The present study explores the subjunctive mood production of 29 heritage speakers (HSs) of Spanish (17 advanced proficiency and 12 intermediate proficiency) and 14 Spanish-dominant controls (SDCs). All participants completed a Contextualized Elicited Production Task (CEPT), which tested their oral production of both lexically-selected (intensional) and contextually-selected (polarity) mood morphology in Spanish. Between-group analyses of the CEPT reveal that the HSs diverge significantly from the SDCs in subjunctive production, specifically by underproducing, overproducing, and avoiding subjunctive mood morphology. Despite these differences, however, the HSs still exhibited sensitivity to mood, producing significantly more subjunctive mood in expected subjunctive contexts than in expected indicative contexts. Based on HSs’ knowledge of the subjunctive, which both resembles and also diverges from that of the SDCs, it is argued that categorizing HSs as having either acquired or not acquired mood in Spanish is descriptively and conceptually problematic.

Document Type


Publication Date


Publisher Statement

Copyright © 2019, The Regents of the University of California. This article first appeared in The Heritage Language Journal 16:1 (2019), 44-70.

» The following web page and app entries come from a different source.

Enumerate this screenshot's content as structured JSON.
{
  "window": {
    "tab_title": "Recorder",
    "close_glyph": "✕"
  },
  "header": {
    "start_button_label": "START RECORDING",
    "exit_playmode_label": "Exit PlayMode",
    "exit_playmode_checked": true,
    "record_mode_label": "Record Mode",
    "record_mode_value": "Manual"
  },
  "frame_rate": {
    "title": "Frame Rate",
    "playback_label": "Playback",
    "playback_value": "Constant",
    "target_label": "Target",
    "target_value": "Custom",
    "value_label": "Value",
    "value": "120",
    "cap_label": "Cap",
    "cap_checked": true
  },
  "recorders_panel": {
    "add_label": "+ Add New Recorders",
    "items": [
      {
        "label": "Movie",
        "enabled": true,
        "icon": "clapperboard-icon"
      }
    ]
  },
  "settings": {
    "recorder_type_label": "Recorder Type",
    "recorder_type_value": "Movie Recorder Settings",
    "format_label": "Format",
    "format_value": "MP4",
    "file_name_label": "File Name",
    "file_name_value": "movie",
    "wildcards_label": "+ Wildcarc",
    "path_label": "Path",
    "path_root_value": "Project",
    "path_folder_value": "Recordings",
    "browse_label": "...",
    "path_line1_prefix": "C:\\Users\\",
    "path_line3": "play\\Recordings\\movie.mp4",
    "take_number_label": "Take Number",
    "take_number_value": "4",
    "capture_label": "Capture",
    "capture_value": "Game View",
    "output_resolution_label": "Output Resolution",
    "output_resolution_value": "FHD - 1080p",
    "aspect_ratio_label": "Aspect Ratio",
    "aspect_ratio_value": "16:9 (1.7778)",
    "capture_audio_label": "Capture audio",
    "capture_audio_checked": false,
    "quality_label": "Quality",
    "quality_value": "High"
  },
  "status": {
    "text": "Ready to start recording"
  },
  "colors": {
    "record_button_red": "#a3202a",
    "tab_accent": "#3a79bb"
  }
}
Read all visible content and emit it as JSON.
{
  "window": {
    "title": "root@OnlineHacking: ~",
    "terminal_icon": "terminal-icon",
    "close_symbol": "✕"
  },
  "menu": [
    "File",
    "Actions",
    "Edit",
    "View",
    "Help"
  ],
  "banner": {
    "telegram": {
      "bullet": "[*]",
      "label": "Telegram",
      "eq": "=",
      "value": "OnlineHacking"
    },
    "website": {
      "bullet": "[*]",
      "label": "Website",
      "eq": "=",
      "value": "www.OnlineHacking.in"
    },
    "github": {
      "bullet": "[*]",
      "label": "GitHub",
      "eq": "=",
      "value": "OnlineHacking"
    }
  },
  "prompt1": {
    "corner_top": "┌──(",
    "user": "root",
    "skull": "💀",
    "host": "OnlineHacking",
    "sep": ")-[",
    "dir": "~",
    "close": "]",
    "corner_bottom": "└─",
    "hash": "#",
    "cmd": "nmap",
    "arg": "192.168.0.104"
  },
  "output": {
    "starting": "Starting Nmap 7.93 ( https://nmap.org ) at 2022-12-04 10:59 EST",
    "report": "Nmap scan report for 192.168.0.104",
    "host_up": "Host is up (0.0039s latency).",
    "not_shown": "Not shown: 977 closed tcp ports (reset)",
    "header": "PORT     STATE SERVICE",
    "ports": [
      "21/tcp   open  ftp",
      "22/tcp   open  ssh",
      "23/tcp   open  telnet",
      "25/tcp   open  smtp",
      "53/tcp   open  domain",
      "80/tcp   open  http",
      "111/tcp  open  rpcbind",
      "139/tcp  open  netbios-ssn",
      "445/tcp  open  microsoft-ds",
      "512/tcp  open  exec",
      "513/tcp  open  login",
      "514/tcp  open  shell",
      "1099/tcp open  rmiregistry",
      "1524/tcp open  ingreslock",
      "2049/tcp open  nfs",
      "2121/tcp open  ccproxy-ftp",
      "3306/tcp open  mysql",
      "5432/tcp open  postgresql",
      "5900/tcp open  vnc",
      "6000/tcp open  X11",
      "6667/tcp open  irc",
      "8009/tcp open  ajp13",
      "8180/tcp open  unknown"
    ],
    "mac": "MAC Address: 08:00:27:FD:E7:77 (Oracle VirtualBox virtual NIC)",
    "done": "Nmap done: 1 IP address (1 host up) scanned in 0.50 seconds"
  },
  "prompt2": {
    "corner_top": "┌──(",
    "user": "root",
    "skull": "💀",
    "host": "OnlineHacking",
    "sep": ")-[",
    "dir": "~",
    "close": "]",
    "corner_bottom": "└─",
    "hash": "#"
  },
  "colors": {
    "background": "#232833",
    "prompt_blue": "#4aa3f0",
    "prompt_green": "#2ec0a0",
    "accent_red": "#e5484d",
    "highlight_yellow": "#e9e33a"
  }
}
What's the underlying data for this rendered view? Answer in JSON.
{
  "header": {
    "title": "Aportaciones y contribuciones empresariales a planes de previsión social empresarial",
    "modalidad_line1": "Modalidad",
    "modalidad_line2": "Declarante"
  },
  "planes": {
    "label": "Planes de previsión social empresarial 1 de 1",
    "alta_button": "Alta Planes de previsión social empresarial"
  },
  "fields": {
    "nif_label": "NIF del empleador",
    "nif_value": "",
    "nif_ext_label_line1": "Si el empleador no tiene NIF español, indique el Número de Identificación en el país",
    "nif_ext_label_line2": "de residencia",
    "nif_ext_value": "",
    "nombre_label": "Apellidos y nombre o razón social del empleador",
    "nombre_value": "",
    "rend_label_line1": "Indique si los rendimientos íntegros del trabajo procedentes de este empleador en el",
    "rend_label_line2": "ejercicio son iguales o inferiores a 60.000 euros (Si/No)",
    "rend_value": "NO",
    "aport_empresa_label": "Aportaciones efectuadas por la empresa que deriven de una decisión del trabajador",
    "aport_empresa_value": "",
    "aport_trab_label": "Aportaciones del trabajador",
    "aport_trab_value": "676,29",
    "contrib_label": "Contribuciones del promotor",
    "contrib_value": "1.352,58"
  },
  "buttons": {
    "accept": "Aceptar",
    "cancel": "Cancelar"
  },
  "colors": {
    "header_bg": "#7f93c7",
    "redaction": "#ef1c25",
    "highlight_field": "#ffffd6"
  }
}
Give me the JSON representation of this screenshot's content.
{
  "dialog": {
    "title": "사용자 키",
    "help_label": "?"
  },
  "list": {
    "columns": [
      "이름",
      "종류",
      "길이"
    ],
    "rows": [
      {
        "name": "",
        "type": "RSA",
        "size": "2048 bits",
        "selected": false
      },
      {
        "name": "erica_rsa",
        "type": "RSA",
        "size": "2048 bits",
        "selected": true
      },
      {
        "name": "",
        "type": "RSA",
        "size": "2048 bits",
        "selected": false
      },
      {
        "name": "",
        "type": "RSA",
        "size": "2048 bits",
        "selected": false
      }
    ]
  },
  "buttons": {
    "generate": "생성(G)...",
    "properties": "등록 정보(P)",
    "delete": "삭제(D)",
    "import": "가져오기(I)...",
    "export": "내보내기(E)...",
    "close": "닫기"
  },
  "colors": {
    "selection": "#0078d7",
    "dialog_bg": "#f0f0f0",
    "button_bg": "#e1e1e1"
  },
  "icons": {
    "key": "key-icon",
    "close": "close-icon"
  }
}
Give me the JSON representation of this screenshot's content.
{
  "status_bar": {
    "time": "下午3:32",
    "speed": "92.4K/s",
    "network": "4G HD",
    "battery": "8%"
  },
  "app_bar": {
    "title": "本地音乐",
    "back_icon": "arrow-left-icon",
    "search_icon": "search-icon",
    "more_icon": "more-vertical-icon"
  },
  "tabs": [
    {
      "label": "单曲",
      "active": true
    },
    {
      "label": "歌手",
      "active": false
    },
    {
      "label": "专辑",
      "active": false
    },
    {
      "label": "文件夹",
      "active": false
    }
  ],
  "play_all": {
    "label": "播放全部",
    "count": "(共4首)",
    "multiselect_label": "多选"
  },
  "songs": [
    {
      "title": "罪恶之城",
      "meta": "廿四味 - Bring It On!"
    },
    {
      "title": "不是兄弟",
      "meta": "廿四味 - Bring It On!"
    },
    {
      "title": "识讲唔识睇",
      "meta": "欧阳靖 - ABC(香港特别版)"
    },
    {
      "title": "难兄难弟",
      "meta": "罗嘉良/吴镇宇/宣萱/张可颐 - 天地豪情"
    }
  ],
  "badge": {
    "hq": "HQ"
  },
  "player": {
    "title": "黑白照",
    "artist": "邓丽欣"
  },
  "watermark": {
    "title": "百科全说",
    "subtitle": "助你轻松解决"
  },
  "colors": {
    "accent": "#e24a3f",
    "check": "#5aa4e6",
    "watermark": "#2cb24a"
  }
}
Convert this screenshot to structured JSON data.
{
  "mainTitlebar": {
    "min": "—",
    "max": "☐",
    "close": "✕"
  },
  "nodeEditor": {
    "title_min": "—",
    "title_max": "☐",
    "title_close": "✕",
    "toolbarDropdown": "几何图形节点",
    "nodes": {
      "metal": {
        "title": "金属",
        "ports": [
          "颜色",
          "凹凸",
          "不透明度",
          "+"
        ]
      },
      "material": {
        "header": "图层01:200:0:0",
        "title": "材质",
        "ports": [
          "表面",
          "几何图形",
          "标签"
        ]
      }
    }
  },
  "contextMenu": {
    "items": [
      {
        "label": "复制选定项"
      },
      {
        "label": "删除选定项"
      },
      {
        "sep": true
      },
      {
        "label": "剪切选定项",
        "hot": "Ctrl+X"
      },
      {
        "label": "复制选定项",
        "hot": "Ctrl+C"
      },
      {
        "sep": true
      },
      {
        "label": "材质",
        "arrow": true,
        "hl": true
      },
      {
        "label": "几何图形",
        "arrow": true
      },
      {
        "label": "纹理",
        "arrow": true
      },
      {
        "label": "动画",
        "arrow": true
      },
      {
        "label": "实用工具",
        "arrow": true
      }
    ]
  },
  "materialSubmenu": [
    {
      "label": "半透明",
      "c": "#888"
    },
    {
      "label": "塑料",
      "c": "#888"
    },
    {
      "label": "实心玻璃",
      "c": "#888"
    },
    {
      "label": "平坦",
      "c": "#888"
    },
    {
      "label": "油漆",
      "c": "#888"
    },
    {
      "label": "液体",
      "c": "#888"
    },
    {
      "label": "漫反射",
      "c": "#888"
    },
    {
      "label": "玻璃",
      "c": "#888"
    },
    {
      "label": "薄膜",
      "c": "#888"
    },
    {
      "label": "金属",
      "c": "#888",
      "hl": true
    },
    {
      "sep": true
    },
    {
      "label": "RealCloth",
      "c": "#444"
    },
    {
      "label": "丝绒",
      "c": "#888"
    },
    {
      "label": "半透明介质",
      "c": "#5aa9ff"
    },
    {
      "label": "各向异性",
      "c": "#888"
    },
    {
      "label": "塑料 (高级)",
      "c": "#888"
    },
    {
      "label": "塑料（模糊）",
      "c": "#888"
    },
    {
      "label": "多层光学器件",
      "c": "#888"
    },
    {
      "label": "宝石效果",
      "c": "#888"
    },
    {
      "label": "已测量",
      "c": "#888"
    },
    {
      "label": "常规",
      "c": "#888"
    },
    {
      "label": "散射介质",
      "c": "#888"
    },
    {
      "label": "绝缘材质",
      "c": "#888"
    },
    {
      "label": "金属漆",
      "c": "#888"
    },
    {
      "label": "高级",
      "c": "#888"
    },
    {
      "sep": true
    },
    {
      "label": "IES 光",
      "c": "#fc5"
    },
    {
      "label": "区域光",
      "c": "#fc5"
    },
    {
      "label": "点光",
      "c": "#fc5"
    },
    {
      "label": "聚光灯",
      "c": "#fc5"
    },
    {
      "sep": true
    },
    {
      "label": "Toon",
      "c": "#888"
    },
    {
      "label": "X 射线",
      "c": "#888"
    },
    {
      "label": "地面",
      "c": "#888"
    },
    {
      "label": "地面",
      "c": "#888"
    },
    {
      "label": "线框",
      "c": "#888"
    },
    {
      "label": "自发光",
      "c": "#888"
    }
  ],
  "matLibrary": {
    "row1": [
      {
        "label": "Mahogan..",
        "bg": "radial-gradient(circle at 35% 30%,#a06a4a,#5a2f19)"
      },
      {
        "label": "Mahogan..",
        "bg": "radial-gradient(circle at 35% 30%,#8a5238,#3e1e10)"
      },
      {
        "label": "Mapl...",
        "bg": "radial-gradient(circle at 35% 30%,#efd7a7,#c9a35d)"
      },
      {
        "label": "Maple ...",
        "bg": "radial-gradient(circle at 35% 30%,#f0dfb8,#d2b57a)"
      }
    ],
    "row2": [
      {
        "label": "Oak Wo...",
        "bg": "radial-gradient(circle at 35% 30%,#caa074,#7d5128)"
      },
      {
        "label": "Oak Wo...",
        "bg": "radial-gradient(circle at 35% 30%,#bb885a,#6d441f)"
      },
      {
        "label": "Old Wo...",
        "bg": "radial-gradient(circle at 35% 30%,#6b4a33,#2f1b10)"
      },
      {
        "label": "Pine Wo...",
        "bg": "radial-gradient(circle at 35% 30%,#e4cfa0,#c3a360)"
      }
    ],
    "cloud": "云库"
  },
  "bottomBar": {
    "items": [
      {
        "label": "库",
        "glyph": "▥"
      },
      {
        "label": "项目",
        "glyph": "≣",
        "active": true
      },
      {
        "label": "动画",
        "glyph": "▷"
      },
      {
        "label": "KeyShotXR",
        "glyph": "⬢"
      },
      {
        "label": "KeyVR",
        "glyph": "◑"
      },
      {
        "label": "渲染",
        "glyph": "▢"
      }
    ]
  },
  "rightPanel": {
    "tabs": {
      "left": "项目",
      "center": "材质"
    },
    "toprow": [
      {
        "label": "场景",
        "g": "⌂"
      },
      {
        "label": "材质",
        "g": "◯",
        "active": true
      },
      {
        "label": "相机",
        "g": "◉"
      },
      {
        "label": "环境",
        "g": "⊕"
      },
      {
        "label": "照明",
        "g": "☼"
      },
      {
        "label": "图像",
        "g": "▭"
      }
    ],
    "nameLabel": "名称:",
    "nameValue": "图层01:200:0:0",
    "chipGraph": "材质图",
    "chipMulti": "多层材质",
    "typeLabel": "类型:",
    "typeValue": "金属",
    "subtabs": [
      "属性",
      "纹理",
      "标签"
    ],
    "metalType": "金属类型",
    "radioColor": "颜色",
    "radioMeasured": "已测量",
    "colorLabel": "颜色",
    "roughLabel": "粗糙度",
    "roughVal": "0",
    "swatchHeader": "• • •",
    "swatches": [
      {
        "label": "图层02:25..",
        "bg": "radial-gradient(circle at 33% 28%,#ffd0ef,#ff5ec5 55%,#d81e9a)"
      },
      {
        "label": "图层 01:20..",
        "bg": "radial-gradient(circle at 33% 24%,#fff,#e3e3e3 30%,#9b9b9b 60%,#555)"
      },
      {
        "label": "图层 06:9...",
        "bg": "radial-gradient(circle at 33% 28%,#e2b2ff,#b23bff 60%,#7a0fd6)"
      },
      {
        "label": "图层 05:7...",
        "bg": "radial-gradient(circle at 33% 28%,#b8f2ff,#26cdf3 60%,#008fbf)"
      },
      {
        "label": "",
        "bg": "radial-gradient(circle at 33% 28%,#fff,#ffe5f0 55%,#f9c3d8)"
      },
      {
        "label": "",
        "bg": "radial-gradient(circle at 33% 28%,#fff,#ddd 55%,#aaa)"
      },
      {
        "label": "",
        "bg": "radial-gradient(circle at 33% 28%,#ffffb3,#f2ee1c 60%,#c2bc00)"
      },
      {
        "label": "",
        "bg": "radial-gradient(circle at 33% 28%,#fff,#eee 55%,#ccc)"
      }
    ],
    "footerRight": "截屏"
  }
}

Please note that downloads of the article are for private/personal use only.